New research shows that the act of sniffing can have a social function, allowing the rats to determine their hierarchical status and maintain power.
Neurosurgeon Daniel Wasson studied the behavior of a pair of rats in a confined space. The first observations have shown that when a rat sniffing at the beginning of the body and the back of the torso another, its example was followed by others. When one rat began sniffing snout another, she immediately gave up the ceremony. Further studies have shown that when rats began to sniff at some of the muzzle of the dominant species (and most aggressive), they not only did not stop sniffing in response, but did so intense. When the dominant individual sniffing snout and head of smaller individuals, and those ceased to do so, large rats showed aggression — biting and jumping on small rats. The scientist concluded that with the help of sniffing large individuals establish their authority, and the small comfort of large, to prevent acts of aggression.
Wasson same results observed when rats suppressed the olfactory sense, which proves his theory that for rats important action itself, and not of odors. When the scientists injected some rats oxytocin, a chemical that reduces the sense of hierarchy, aggression in rats significantly decreased.
It is not clear why sniffing snout bears a social function, and sniffing the other parts of the body do not have that much. Wasson suggested that the rats face to face communication is very dangerous, as the wound in the throat or neck can be fatal.
"When animals are face to face with each other, they have to be careful to avoid the risk of conflict — said Wasson. — It is also possible that only a short distance, some animals can get detailed information about each other. "
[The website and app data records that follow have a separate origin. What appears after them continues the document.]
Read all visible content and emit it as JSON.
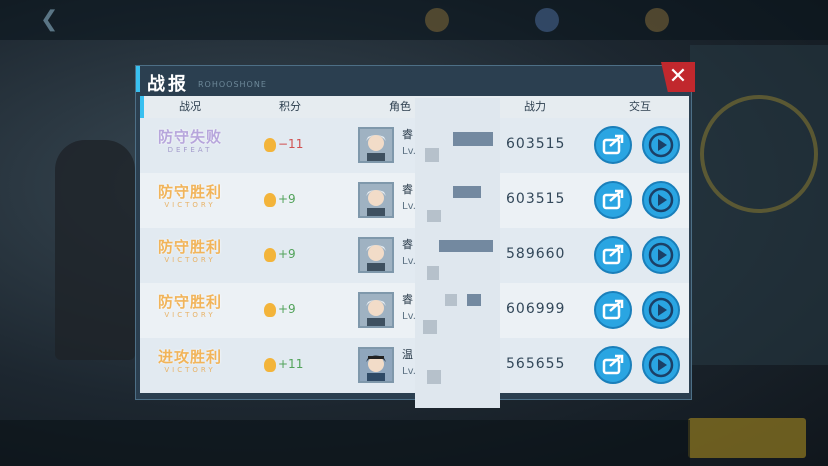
{
  "dialog": {
    "title": "战报",
    "subtitle": "ROHOOSHONE"
  },
  "table": {
    "headers": [
      "战况",
      "积分",
      "角色",
      "战力",
      "交互"
    ],
    "rows": [
      {
        "result": "防守失败",
        "result_en": "DEFEAT",
        "result_type": "defeat",
        "score": "−11",
        "score_sign": "neg",
        "name": "睿",
        "level": "Lv.4",
        "power": "603515"
      },
      {
        "result": "防守胜利",
        "result_en": "VICTORY",
        "result_type": "win",
        "score": "+9",
        "score_sign": "pos",
        "name": "睿",
        "level": "Lv.4",
        "power": "603515"
      },
      {
        "result": "防守胜利",
        "result_en": "VICTORY",
        "result_type": "win",
        "score": "+9",
        "score_sign": "pos",
        "name": "睿",
        "level": "Lv.",
        "power": "589660"
      },
      {
        "result": "防守胜利",
        "result_en": "VICTORY",
        "result_type": "win",
        "score": "+9",
        "score_sign": "pos",
        "name": "睿",
        "level": "Lv.",
        "power": "606999"
      },
      {
        "result": "进攻胜利",
        "result_en": "VICTORY",
        "result_type": "win",
        "score": "+11",
        "score_sign": "pos",
        "name": "温",
        "level": "Lv.",
        "power": "565655"
      }
    ]
  },
  "icons": {
    "share": "share-icon",
    "play": "play-icon",
    "close": "close-icon",
    "medal": "medal-icon"
  },
  "colors": {
    "accent": "#39c0f0",
    "close": "#c1282d",
    "button": "#2aa5e2",
    "defeat": "#b7a6dc",
    "victory": "#f1b45a"
  }
}
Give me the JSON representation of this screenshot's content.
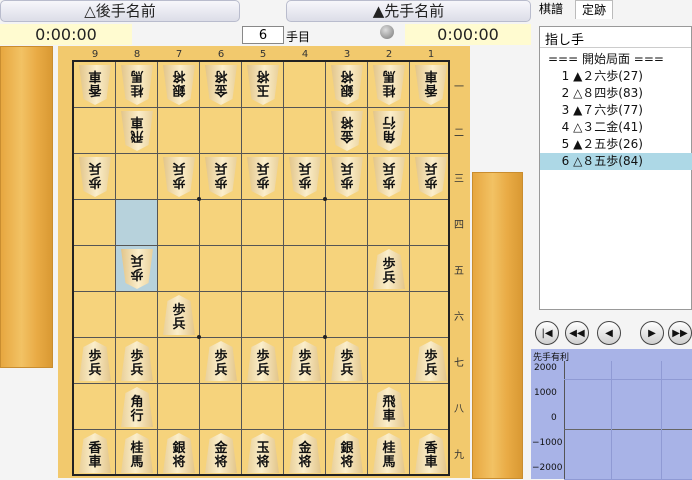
{
  "players": {
    "gote_name": "△後手名前",
    "sente_name": "▲先手名前",
    "gote_clock": "0:00:00",
    "sente_clock": "0:00:00"
  },
  "move_counter": {
    "value": "6",
    "suffix": "手目"
  },
  "tabs": [
    "棋譜",
    "定跡"
  ],
  "move_list": {
    "header": "指し手",
    "items": [
      "=== 開始局面 ===",
      "  1 ▲２六歩(27)",
      "  2 △８四歩(83)",
      "  3 ▲７六歩(77)",
      "  4 △３二金(41)",
      "  5 ▲２五歩(26)",
      "  6 △８五歩(84)"
    ],
    "selected_index": 6
  },
  "eval_graph": {
    "title": "先手有利",
    "labels": [
      "2000",
      "1000",
      "0",
      "−1000",
      "−2000"
    ]
  },
  "board": {
    "file_labels": [
      "9",
      "8",
      "7",
      "6",
      "5",
      "4",
      "3",
      "2",
      "1"
    ],
    "rank_labels": [
      "一",
      "二",
      "三",
      "四",
      "五",
      "六",
      "七",
      "八",
      "九"
    ],
    "highlight": [
      [
        "8",
        "四"
      ],
      [
        "8",
        "五"
      ]
    ],
    "pieces": [
      {
        "f": 9,
        "r": 1,
        "t": "香車",
        "side": "gote"
      },
      {
        "f": 8,
        "r": 1,
        "t": "桂馬",
        "side": "gote"
      },
      {
        "f": 7,
        "r": 1,
        "t": "銀将",
        "side": "gote"
      },
      {
        "f": 6,
        "r": 1,
        "t": "金将",
        "side": "gote"
      },
      {
        "f": 5,
        "r": 1,
        "t": "玉将",
        "side": "gote"
      },
      {
        "f": 3,
        "r": 1,
        "t": "銀将",
        "side": "gote"
      },
      {
        "f": 2,
        "r": 1,
        "t": "桂馬",
        "side": "gote"
      },
      {
        "f": 1,
        "r": 1,
        "t": "香車",
        "side": "gote"
      },
      {
        "f": 8,
        "r": 2,
        "t": "飛車",
        "side": "gote"
      },
      {
        "f": 3,
        "r": 2,
        "t": "金将",
        "side": "gote"
      },
      {
        "f": 2,
        "r": 2,
        "t": "角行",
        "side": "gote"
      },
      {
        "f": 9,
        "r": 3,
        "t": "歩兵",
        "side": "gote"
      },
      {
        "f": 7,
        "r": 3,
        "t": "歩兵",
        "side": "gote"
      },
      {
        "f": 6,
        "r": 3,
        "t": "歩兵",
        "side": "gote"
      },
      {
        "f": 5,
        "r": 3,
        "t": "歩兵",
        "side": "gote"
      },
      {
        "f": 4,
        "r": 3,
        "t": "歩兵",
        "side": "gote"
      },
      {
        "f": 3,
        "r": 3,
        "t": "歩兵",
        "side": "gote"
      },
      {
        "f": 2,
        "r": 3,
        "t": "歩兵",
        "side": "gote"
      },
      {
        "f": 1,
        "r": 3,
        "t": "歩兵",
        "side": "gote"
      },
      {
        "f": 8,
        "r": 5,
        "t": "歩兵",
        "side": "gote"
      },
      {
        "f": 2,
        "r": 5,
        "t": "歩兵",
        "side": "sente"
      },
      {
        "f": 7,
        "r": 6,
        "t": "歩兵",
        "side": "sente"
      },
      {
        "f": 9,
        "r": 7,
        "t": "歩兵",
        "side": "sente"
      },
      {
        "f": 8,
        "r": 7,
        "t": "歩兵",
        "side": "sente"
      },
      {
        "f": 6,
        "r": 7,
        "t": "歩兵",
        "side": "sente"
      },
      {
        "f": 5,
        "r": 7,
        "t": "歩兵",
        "side": "sente"
      },
      {
        "f": 4,
        "r": 7,
        "t": "歩兵",
        "side": "sente"
      },
      {
        "f": 3,
        "r": 7,
        "t": "歩兵",
        "side": "sente"
      },
      {
        "f": 1,
        "r": 7,
        "t": "歩兵",
        "side": "sente"
      },
      {
        "f": 8,
        "r": 8,
        "t": "角行",
        "side": "sente"
      },
      {
        "f": 2,
        "r": 8,
        "t": "飛車",
        "side": "sente"
      },
      {
        "f": 9,
        "r": 9,
        "t": "香車",
        "side": "sente"
      },
      {
        "f": 8,
        "r": 9,
        "t": "桂馬",
        "side": "sente"
      },
      {
        "f": 7,
        "r": 9,
        "t": "銀将",
        "side": "sente"
      },
      {
        "f": 6,
        "r": 9,
        "t": "金将",
        "side": "sente"
      },
      {
        "f": 5,
        "r": 9,
        "t": "玉将",
        "side": "sente"
      },
      {
        "f": 4,
        "r": 9,
        "t": "金将",
        "side": "sente"
      },
      {
        "f": 3,
        "r": 9,
        "t": "銀将",
        "side": "sente"
      },
      {
        "f": 2,
        "r": 9,
        "t": "桂馬",
        "side": "sente"
      },
      {
        "f": 1,
        "r": 9,
        "t": "香車",
        "side": "sente"
      }
    ]
  },
  "nav_buttons": [
    "first-icon",
    "prev-many-icon",
    "prev-icon",
    "next-icon",
    "next-many-icon"
  ]
}
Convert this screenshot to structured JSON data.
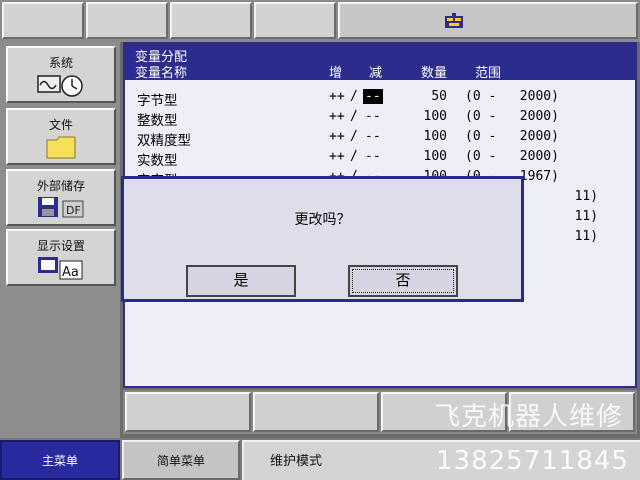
{
  "toolbar": {
    "icon": "robot-logo-icon"
  },
  "sidebar": {
    "items": [
      {
        "label": "系统",
        "icon": "system-icon"
      },
      {
        "label": "文件",
        "icon": "folder-icon"
      },
      {
        "label": "外部储存",
        "icon": "external-storage-icon"
      },
      {
        "label": "显示设置",
        "icon": "display-settings-icon"
      }
    ]
  },
  "window": {
    "title": "变量分配",
    "headers": {
      "name": "变量名称",
      "inc": "增",
      "dec": "减",
      "count": "数量",
      "range": "范围"
    },
    "rows": [
      {
        "name": "字节型",
        "inc": "++",
        "sep": "/",
        "dec": "--",
        "count": "50",
        "range": "(0 -   2000)"
      },
      {
        "name": "整数型",
        "inc": "++",
        "sep": "/",
        "dec": "--",
        "count": "100",
        "range": "(0 -   2000)"
      },
      {
        "name": "双精度型",
        "inc": "++",
        "sep": "/",
        "dec": "--",
        "count": "100",
        "range": "(0 -   2000)"
      },
      {
        "name": "实数型",
        "inc": "++",
        "sep": "/",
        "dec": "--",
        "count": "100",
        "range": "(0 -   2000)"
      },
      {
        "name": "字字型",
        "inc": "++",
        "sep": "/",
        "dec": "--",
        "count": "100",
        "range": "(0 -   1967)"
      },
      {
        "name": "",
        "inc": "",
        "sep": "",
        "dec": "",
        "count": "",
        "range": "              11)"
      },
      {
        "name": "",
        "inc": "",
        "sep": "",
        "dec": "",
        "count": "",
        "range": "              11)"
      },
      {
        "name": "",
        "inc": "",
        "sep": "",
        "dec": "",
        "count": "",
        "range": "              11)"
      }
    ]
  },
  "dialog": {
    "message": "更改吗？",
    "yes": "是",
    "no": "否"
  },
  "bottombar": {
    "main_menu": "主菜单",
    "simple_menu": "简单菜单",
    "mode": "维护模式"
  },
  "watermark": {
    "line1": "飞克机器人维修",
    "line2": "13825711845"
  },
  "colors": {
    "accent": "#2c2c8c",
    "window_bg": "#eeeef8",
    "panel": "#8d8d8d"
  }
}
The scientist said he hoped to further explore the intricacies of the brain activity of animals, but also understand why they become aggressive or why are experiencing problems communicating with other individuals.
Translation Sergei Vasilenkova